A mostly pleasant film, Babes on Broadway is one of the MGM musicals starring Mickey Rooney and Judy Garland, directed by Busby Berkeley. Berkeley is known for a certain style of musical that stops the plot to show off a huge group of dancing girls doing synchronized choreography in particular geometric shapes that he liked. This is not one of those musicals. This is a Rooney and Garland film, meaning it is very focused on the story of two charming, fun-loving, musically talented, innocent teenagers who eventually fall in love. Having seen two of their other films, I pretty much knew exactly what to expect. The studio system was especially factory-like at the time, meaning MGM had no problem making the same movie many times with the same cast.

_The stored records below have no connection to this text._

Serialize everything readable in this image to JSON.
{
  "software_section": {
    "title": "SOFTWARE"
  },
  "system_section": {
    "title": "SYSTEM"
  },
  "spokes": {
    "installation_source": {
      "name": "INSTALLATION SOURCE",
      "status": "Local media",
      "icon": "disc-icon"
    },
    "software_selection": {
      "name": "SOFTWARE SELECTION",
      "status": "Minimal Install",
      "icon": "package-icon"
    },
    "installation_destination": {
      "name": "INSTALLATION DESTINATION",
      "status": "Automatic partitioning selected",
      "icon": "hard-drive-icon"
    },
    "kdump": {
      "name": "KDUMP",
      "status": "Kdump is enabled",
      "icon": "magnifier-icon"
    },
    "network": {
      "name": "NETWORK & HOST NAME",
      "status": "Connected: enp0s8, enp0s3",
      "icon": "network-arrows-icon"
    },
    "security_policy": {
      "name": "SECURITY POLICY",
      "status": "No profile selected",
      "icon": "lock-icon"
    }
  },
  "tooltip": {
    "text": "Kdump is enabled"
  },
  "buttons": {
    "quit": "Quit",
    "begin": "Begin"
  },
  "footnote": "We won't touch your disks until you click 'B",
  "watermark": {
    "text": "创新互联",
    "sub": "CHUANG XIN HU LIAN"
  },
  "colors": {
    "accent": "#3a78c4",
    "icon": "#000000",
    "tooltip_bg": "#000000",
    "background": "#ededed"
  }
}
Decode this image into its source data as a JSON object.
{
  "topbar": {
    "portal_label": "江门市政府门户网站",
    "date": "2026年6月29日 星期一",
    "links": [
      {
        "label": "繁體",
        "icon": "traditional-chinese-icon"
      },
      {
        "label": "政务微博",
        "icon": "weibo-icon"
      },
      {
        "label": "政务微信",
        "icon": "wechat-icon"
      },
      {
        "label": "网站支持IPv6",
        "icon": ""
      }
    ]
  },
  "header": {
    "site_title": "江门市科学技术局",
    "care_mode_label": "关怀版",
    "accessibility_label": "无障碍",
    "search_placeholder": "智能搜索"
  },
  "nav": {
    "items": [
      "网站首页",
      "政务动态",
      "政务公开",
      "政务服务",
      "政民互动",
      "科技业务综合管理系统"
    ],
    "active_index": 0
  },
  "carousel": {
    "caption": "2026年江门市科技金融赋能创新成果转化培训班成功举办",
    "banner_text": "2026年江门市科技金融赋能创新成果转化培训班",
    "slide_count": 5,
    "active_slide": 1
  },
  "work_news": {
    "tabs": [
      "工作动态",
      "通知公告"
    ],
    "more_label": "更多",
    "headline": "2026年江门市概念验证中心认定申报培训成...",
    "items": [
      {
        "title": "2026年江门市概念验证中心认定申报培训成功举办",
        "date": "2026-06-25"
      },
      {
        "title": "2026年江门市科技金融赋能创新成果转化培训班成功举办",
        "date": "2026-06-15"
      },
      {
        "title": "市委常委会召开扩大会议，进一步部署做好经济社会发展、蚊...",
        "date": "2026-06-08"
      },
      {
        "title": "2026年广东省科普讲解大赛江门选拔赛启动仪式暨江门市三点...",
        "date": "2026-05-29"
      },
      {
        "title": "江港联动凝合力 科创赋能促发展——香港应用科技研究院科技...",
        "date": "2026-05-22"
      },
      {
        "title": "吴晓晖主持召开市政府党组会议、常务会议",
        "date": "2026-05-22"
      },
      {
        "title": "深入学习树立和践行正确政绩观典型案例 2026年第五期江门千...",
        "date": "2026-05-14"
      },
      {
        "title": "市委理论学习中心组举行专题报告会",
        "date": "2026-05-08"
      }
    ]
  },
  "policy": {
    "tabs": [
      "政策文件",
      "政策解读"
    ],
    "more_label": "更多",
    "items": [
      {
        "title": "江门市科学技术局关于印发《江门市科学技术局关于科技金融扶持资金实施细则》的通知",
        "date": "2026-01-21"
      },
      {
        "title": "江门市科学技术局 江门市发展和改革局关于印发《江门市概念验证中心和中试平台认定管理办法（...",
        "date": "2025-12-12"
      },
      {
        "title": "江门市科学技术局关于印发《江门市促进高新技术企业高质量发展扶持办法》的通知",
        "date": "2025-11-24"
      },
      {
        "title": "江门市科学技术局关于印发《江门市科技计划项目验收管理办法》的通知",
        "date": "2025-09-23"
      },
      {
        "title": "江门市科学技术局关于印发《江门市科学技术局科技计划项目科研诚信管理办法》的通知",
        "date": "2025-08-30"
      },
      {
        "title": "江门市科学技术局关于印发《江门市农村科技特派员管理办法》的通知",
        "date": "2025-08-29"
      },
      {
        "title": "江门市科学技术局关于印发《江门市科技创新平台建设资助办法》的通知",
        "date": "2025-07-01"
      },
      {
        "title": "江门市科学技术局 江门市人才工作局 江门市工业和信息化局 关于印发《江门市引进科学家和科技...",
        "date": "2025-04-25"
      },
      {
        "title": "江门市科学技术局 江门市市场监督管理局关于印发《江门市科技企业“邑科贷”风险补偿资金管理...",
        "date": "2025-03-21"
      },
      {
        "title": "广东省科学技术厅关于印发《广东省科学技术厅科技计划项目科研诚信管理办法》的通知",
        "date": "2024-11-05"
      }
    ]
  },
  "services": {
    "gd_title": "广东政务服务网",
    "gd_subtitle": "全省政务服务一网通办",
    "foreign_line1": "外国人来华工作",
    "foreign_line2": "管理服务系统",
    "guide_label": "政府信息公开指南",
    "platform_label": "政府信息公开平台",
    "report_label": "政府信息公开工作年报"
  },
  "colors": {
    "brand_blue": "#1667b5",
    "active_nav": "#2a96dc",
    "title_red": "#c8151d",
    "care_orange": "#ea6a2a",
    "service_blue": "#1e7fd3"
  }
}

The music is nice overall, and many of the musical numbers are shot absolutely brilliantly with great choreography, but there are numbers in the film that have essentially nothing to do with plot and pretty much just slow down the film. It is difficult for me to determine what I think of Mickey and Judy’s acting since they are portraying teenagers that are nothing like modern teenagers. So while the characters they portray seem unbelievable, they are charming and delightful regardless, with impressive talent shining in just about all of their scenes. Still, the plot does feel recycled from their other films, so by the time it got to the big closing number, I just about decided to skip it since I knew how the movie would end. However, I am glad that I stayed for the end because, to my shock, the finale of the film is a minstrel show on steroids. (They go all the way with Tambo, Bones, and a huge number of dancers in blackface – all of which happens after they have praised Abraham Lincoln for freeing the slaves, so something about this seems inconsistent….) I know that this is from a different time/culture, but regardless, it is really ridiculous and offensive, so don’t bring the kids.

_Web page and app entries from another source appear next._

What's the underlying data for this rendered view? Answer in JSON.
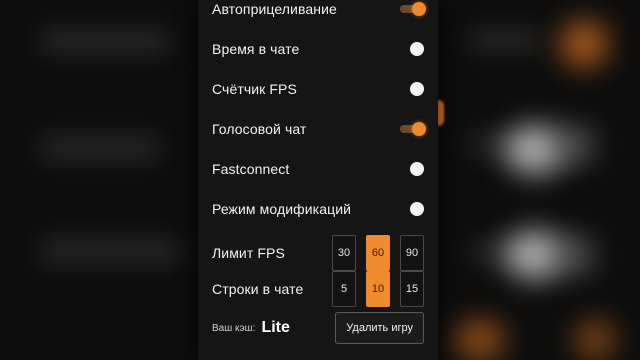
{
  "settings": {
    "items": [
      {
        "label": "Автоприцеливание",
        "state": "on"
      },
      {
        "label": "Время в чате",
        "state": "off"
      },
      {
        "label": "Счётчик FPS",
        "state": "off"
      },
      {
        "label": "Голосовой чат",
        "state": "on"
      },
      {
        "label": "Fastconnect",
        "state": "off"
      },
      {
        "label": "Режим модификаций",
        "state": "off"
      }
    ],
    "fps_limit": {
      "label": "Лимит FPS",
      "options": [
        "30",
        "60",
        "90"
      ],
      "selected": "60"
    },
    "chat_lines": {
      "label": "Строки в чате",
      "options": [
        "5",
        "10",
        "15"
      ],
      "selected": "10"
    }
  },
  "footer": {
    "cache_label": "Ваш кэш:",
    "cache_value": "Lite",
    "delete_button": "Удалить игру"
  },
  "colors": {
    "accent": "#f08a2e",
    "panel": "#151515"
  }
}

Overall though, the movie is an impressive one, and it would be good for any movie buff or film student to watch the film for its historic value. Also, bonus points for Will Lee.